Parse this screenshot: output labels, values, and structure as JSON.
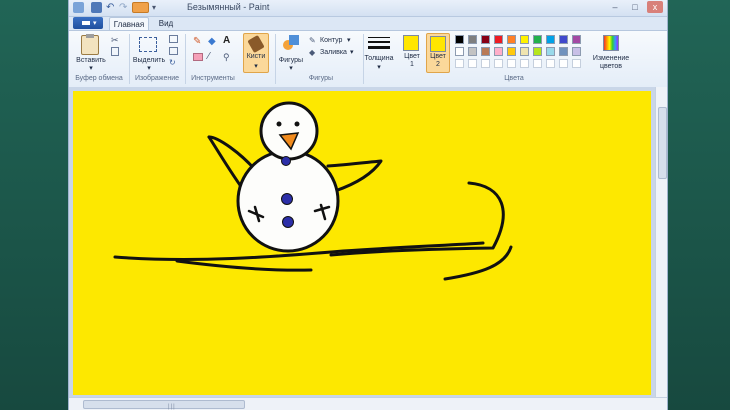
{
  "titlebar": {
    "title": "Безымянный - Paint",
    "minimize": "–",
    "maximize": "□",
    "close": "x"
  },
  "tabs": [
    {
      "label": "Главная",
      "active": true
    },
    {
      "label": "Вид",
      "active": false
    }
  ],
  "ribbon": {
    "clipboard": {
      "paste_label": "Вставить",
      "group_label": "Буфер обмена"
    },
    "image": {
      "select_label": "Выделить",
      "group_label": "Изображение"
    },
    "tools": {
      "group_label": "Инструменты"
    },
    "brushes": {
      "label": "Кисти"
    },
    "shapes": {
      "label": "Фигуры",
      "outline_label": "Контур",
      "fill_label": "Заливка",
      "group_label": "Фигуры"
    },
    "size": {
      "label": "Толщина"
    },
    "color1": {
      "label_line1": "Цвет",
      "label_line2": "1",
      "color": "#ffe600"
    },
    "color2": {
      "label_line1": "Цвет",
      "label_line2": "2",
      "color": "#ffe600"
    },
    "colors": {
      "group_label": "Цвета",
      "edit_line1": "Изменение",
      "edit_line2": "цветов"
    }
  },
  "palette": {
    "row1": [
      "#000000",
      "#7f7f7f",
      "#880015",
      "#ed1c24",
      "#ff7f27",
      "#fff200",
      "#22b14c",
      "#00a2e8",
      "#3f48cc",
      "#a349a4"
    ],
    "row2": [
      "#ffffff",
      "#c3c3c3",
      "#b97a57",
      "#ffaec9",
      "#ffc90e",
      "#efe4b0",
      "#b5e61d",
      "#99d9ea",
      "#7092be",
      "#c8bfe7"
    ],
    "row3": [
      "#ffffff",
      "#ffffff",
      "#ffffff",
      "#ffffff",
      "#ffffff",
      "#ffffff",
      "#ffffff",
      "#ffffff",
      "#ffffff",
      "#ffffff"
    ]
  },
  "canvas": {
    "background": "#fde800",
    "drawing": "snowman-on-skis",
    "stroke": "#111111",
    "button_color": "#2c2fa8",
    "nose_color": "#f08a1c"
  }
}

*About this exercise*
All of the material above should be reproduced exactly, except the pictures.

*Result of this exercise*
Parse this screenshot: output labels, values, and structure as JSON.
{
  "titlebar": {
    "title": "Безымянный - Paint",
    "minimize": "–",
    "maximize": "□",
    "close": "x"
  },
  "tabs": [
    {
      "label": "Главная",
      "active": true
    },
    {
      "label": "Вид",
      "active": false
    }
  ],
  "ribbon": {
    "clipboard": {
      "paste_label": "Вставить",
      "group_label": "Буфер обмена"
    },
    "image": {
      "select_label": "Выделить",
      "group_label": "Изображение"
    },
    "tools": {
      "group_label": "Инструменты"
    },
    "brushes": {
      "label": "Кисти"
    },
    "shapes": {
      "label": "Фигуры",
      "outline_label": "Контур",
      "fill_label": "Заливка",
      "group_label": "Фигуры"
    },
    "size": {
      "label": "Толщина"
    },
    "color1": {
      "label_line1": "Цвет",
      "label_line2": "1",
      "color": "#ffe600"
    },
    "color2": {
      "label_line1": "Цвет",
      "label_line2": "2",
      "color": "#ffe600"
    },
    "colors": {
      "group_label": "Цвета",
      "edit_line1": "Изменение",
      "edit_line2": "цветов"
    }
  },
  "palette": {
    "row1": [
      "#000000",
      "#7f7f7f",
      "#880015",
      "#ed1c24",
      "#ff7f27",
      "#fff200",
      "#22b14c",
      "#00a2e8",
      "#3f48cc",
      "#a349a4"
    ],
    "row2": [
      "#ffffff",
      "#c3c3c3",
      "#b97a57",
      "#ffaec9",
      "#ffc90e",
      "#efe4b0",
      "#b5e61d",
      "#99d9ea",
      "#7092be",
      "#c8bfe7"
    ],
    "row3": [
      "#ffffff",
      "#ffffff",
      "#ffffff",
      "#ffffff",
      "#ffffff",
      "#ffffff",
      "#ffffff",
      "#ffffff",
      "#ffffff",
      "#ffffff"
    ]
  },
  "canvas": {
    "background": "#fde800",
    "drawing": "snowman-on-skis",
    "stroke": "#111111",
    "button_color": "#2c2fa8",
    "nose_color": "#f08a1c"
  }
}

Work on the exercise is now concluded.